The closed-form formulae are, however, useful for algorithm analysis. For example, a recursive function f(i) that calls both f(i - 1) and f(i - 2) will have running time proportional to the Fibonacci sequence, and it will be useful to know how fast this sequence grows. Thanks to the closed formula, we know that it is O(φn) (the eigenvalue(s) with largest magnitude will always dominate the expression). For a conservative estimate, it is not even necessary to compute the coefficients of the general form, although in some cases the apparently dominant term will have a coefficient of 0 and thus disappear.
Division 1 of SRM 377 is the match that inspired me to write this article. Unfortunately, it was unrated (for technical reasons) and so the problems are not in the problem archive, but you can find them in the practise room.
Other problems that you can look at:
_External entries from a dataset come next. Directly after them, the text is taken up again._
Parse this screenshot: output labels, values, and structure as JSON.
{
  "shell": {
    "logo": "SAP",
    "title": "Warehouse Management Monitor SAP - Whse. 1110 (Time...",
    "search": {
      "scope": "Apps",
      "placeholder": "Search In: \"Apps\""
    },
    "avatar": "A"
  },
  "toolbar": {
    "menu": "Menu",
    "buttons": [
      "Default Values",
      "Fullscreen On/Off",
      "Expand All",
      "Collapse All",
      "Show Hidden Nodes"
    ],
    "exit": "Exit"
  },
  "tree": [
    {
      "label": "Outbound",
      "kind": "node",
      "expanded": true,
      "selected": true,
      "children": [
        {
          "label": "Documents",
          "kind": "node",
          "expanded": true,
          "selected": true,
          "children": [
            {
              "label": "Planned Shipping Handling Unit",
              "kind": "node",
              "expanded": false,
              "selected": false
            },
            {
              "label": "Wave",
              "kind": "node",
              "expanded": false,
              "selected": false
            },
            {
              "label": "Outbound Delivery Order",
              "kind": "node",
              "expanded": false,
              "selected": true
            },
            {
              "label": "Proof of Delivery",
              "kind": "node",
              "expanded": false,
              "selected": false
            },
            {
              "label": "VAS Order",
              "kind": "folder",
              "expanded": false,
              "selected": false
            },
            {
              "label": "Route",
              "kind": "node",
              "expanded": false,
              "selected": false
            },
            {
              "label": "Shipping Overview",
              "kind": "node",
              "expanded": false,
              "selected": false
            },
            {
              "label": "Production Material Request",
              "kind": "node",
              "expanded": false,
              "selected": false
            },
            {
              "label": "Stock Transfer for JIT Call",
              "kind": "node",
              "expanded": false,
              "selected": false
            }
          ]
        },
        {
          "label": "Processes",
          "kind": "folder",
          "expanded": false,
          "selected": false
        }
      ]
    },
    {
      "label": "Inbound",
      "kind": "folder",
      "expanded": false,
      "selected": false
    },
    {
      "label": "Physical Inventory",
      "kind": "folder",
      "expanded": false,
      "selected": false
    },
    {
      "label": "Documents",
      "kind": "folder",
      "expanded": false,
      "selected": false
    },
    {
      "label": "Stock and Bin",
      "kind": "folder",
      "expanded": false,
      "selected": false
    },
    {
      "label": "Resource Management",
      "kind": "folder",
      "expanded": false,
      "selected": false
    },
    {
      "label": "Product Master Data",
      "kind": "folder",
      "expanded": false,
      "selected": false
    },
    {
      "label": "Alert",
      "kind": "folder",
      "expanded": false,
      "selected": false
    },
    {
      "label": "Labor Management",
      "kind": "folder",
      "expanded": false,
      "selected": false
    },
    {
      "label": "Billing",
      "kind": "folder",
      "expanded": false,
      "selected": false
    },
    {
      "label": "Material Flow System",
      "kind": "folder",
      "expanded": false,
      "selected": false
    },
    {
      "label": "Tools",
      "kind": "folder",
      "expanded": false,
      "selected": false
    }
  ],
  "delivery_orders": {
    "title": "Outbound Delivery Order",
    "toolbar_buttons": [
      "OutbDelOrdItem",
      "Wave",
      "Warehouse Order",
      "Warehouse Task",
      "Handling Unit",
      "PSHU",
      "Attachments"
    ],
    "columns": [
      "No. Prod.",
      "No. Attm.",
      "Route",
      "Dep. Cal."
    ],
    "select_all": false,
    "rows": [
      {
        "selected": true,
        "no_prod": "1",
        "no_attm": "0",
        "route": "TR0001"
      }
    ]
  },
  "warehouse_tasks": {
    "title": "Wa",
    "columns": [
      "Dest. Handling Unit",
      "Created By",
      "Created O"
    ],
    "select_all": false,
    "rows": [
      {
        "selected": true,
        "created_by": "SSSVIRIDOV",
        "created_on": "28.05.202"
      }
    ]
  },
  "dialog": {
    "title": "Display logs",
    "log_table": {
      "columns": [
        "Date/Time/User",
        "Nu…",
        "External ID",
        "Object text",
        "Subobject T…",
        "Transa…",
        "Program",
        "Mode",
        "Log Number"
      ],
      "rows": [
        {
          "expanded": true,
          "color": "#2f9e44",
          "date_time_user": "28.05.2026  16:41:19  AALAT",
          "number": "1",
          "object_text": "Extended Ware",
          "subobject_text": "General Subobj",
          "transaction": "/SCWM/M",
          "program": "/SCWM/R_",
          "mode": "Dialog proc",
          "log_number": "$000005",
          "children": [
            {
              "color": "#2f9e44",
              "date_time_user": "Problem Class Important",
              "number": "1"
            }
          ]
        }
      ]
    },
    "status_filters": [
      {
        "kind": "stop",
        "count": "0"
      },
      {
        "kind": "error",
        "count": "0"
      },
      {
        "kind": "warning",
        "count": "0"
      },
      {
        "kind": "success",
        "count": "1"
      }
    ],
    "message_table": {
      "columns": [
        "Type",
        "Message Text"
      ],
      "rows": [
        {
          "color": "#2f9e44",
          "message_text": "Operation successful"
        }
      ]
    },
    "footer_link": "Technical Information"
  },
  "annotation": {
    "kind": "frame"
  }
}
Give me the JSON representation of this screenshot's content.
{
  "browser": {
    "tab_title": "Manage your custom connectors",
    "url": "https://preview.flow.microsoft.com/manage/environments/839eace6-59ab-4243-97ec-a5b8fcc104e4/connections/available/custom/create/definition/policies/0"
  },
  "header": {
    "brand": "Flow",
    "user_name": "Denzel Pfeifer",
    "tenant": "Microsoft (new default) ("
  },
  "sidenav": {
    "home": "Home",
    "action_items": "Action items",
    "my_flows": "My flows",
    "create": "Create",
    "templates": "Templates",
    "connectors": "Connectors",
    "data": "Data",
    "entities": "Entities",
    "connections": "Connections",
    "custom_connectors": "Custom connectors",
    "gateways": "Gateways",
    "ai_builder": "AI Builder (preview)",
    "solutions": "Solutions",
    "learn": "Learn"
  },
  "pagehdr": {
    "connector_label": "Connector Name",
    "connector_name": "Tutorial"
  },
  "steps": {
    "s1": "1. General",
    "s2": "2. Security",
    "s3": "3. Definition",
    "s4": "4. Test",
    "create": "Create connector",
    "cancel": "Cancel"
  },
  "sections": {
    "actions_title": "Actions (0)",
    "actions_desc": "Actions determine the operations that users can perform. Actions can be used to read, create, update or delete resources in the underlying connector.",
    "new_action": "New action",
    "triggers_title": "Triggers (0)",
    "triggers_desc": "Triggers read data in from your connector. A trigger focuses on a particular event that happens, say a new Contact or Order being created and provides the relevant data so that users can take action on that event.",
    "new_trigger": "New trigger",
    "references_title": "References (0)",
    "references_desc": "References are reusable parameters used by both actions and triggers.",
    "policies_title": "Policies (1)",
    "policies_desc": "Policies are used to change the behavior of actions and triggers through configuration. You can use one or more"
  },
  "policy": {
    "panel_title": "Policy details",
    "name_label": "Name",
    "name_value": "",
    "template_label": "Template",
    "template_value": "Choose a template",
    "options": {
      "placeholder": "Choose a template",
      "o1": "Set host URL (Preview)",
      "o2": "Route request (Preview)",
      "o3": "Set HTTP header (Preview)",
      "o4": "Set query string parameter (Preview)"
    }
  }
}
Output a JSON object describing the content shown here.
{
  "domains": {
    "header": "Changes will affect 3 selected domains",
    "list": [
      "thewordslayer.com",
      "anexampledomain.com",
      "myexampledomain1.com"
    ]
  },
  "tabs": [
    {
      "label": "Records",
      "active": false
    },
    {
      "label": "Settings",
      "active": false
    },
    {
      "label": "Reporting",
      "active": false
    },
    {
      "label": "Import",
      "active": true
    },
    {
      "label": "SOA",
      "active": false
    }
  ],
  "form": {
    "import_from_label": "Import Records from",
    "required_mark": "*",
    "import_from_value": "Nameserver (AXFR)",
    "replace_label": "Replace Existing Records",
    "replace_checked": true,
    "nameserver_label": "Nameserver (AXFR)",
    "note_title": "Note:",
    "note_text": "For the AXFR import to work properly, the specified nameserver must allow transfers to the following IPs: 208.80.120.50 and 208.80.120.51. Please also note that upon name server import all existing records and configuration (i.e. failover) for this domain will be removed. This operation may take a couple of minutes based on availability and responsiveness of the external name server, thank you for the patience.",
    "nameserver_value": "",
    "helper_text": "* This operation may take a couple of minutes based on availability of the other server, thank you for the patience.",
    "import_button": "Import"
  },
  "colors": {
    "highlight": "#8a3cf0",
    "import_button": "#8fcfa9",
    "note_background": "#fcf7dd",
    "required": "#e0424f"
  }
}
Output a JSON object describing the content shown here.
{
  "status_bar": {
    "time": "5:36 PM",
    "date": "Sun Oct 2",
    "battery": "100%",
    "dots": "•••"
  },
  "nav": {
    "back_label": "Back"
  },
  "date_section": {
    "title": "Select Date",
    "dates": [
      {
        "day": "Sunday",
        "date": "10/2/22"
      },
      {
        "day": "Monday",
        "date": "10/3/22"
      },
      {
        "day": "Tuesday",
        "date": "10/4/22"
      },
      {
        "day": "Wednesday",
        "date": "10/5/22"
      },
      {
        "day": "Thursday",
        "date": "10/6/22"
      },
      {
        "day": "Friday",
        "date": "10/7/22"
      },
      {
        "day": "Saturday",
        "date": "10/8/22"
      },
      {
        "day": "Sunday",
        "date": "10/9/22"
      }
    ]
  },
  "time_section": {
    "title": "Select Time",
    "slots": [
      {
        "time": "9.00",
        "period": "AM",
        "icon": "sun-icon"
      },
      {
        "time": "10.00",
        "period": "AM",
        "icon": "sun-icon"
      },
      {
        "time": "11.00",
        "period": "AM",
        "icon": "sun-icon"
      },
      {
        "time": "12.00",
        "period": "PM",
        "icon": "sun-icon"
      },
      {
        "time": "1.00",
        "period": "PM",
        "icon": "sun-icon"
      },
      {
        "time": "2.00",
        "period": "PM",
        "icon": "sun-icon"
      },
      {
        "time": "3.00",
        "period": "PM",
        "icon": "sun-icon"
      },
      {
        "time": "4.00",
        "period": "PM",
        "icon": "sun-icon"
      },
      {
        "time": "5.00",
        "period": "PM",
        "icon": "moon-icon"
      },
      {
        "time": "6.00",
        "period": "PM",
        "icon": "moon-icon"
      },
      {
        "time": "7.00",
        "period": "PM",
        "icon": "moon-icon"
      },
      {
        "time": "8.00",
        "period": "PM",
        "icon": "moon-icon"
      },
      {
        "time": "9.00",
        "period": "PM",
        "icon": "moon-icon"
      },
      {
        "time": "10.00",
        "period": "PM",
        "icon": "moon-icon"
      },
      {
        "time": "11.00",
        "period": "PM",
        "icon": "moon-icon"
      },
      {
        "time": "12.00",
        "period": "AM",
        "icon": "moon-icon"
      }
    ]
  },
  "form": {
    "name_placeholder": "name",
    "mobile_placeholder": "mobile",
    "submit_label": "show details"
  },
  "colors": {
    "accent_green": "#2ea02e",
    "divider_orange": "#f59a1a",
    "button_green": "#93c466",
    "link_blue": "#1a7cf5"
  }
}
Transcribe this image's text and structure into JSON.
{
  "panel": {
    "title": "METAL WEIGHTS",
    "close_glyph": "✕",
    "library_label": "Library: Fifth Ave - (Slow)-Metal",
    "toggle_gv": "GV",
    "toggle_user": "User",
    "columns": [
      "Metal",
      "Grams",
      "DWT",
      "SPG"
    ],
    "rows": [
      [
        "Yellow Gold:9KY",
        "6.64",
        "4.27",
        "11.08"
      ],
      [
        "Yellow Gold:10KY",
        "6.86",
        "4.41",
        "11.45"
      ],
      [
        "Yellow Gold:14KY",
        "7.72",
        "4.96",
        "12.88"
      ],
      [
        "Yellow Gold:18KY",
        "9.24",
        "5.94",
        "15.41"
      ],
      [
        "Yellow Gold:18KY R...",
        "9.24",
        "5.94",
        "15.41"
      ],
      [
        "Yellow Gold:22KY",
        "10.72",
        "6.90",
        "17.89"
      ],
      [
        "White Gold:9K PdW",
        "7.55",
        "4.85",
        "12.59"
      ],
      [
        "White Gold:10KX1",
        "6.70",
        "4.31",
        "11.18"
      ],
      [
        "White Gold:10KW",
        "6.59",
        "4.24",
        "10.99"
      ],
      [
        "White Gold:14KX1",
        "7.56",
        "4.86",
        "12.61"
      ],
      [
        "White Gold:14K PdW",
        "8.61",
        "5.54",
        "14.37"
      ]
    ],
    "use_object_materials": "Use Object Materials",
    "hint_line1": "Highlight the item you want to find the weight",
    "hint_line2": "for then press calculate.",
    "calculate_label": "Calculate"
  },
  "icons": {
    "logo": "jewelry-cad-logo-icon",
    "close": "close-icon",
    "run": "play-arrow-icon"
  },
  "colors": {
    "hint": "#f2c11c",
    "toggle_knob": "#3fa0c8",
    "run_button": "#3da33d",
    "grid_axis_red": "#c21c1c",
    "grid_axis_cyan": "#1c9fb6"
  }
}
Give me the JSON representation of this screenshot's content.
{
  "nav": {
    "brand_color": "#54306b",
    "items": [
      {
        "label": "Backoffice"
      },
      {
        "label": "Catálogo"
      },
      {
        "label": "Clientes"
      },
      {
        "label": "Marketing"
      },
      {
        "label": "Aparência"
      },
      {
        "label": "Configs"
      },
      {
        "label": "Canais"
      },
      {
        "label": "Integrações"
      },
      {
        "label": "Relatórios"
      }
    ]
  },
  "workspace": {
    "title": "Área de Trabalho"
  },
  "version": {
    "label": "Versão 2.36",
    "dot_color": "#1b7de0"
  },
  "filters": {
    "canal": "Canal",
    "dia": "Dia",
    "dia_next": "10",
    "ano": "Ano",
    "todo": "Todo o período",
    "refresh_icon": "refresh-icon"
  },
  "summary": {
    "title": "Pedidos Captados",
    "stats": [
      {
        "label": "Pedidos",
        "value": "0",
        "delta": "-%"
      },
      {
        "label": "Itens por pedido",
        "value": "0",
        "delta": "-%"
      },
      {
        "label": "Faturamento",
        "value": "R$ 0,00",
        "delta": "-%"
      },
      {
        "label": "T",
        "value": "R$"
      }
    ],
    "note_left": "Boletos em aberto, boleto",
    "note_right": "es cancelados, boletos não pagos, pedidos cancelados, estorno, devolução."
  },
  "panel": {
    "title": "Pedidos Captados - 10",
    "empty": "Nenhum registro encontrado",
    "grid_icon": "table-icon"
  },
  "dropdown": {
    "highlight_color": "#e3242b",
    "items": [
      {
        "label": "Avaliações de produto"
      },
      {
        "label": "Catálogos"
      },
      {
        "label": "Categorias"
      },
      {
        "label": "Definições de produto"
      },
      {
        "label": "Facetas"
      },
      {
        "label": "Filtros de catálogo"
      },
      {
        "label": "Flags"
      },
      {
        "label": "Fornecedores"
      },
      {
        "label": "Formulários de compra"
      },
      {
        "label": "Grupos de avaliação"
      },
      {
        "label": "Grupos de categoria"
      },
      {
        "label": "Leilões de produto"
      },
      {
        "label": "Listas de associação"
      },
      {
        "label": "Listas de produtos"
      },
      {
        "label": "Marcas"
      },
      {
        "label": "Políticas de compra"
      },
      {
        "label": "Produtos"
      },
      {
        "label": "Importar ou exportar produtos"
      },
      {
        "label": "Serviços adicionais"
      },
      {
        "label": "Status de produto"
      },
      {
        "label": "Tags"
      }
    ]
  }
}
Whenever you are required to evaluate a sequence xn for some very large value of n(too large for an O(n) algorithm), it may be worth trying to express the problem as a linear recurrence, even if it is apparently non-linear. Some ingenuity may be required, for example, to ﬁnd a vector containing which can be updated linearly. Once this has been done, however, the rest is a mechanical process.